We know that it is stressful when your pet needs to have a surgical procedure. Whether it's something fairly routine like a spay or neuter or a more involved procedure such as a cystotomy (surgical removal of bladder stones), enucleation (surgical removal of an eye), removal of a tumor, or something else entirely, we give all surgical patients the same attentive, thorough care to help ensure the best outcomes possible. 

While no procedure is 100% risk-free, we minimize risk by:

1) Ensuring that we have examined your pet thoroughly prior the procedure. Your pet must be an established patient with a current exam on file prior to scheduling surgery. Your pet's surgeon will also perform a complete physical examination the morning of the procedure. 

2) Performing pre-anesthetic bloodwork on patients undergoing general anesthesia. All surgical and dental patients must have a blood chemistry panel and complete blood count (CBC) performed within 30 days of the procedure. Often, we perform the testing in-house just before the procedure so we can make sure that the results are current and accurate. 

3) Placing an intravenous (IV) catheter for all anethetized patients. An IV gives us a direct port to administer medications and fluids in the event that your pet needs them. Rather than wait for a problem then scramble to access a vein, we make sure that we have a functional IV catheter before, during, and after the procedure.  

4) Anesthetized patients are always monitored by a licensed veterinary technician. The doctor can focus on the surgery itself while the technician acts as the anesthetist with her full attention on your pet's anesthetic depth, heart rate, respiratory rate, and more. 
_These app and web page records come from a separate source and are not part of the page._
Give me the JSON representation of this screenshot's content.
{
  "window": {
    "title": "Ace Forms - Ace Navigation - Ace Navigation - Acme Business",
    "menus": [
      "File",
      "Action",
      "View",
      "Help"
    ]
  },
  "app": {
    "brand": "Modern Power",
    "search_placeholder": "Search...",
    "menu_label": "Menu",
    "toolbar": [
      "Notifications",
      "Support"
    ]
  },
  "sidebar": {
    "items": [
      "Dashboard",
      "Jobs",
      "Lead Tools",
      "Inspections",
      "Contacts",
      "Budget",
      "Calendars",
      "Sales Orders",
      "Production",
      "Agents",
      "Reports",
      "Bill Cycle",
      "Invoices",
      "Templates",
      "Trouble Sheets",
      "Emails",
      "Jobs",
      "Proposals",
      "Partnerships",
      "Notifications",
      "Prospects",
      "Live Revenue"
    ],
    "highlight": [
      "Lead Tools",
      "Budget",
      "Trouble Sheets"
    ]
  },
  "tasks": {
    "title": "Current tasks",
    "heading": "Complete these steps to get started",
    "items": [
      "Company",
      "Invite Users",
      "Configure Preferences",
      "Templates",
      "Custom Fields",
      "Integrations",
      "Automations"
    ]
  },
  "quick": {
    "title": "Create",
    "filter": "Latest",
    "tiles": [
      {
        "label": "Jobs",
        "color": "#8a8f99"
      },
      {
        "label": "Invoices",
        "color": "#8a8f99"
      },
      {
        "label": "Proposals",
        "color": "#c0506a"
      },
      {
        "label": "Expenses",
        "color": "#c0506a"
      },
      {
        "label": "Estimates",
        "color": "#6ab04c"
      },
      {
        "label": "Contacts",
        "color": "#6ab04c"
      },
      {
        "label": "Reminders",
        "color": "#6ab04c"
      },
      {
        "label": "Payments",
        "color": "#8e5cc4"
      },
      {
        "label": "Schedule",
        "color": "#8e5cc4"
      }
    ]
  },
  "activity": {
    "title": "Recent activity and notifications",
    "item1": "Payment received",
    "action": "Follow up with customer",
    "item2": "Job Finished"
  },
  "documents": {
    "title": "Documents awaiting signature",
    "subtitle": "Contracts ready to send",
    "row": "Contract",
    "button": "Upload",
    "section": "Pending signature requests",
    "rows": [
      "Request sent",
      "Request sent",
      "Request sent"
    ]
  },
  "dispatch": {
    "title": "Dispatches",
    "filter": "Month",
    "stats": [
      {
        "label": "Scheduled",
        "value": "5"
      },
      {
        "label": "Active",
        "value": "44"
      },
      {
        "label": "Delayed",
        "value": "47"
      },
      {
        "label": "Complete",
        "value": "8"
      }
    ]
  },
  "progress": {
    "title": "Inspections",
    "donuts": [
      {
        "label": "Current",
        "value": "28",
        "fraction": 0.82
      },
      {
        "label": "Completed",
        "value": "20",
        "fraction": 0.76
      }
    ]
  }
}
5) Using electronic monitors to track your pet's vital signs during the procedure. In addition to using her eyes, ears, and hands to monitor your pet, our technicians also use monitors to track vital signs. These vitals are logged every 5-10 minutes throughout the procedure. 

What to Expect: 

These are only basic guidelines for what to expect with surgery at Kalamazoo Animal Hospital. When your pet is scheduled, we will give you specific, individual instructions. 

In general, we ask that you withhold your pet's food after 10 p.m. the night before the procedure. Your pet can have water right up until you leave to come to the hospital! 

Arrive at the hospital between 8:00 and 8:15 a.m. the morning of the procedure. You will stay with your pet for a 15-20 minute check-in with the surgical team, including your pet's surgical assistant or technician and the surgeon. We will address any questions or concerns you may have and go over any necessary information about your pet's procedure. We will also have you sign a consent form for the procedure. Your pet will then stay with us for the day. 

Your pet's surgeon will give you a call later in the day when your pet's surgery is complete (we will also call during the procedure if necessary!) to go over the details of the procedure and let you know when you can pick your pet up from the hospital. Surgery patients are usually dismissed beween 4:00-5:00 p.m., but this can vary depending on how quickly your pet is ready to head home. 

When you pick your pet up, your pet's surgical assistant or technician will go over medications and discharge instructions from the surgeon. You will go home with written instructions for home care and healing.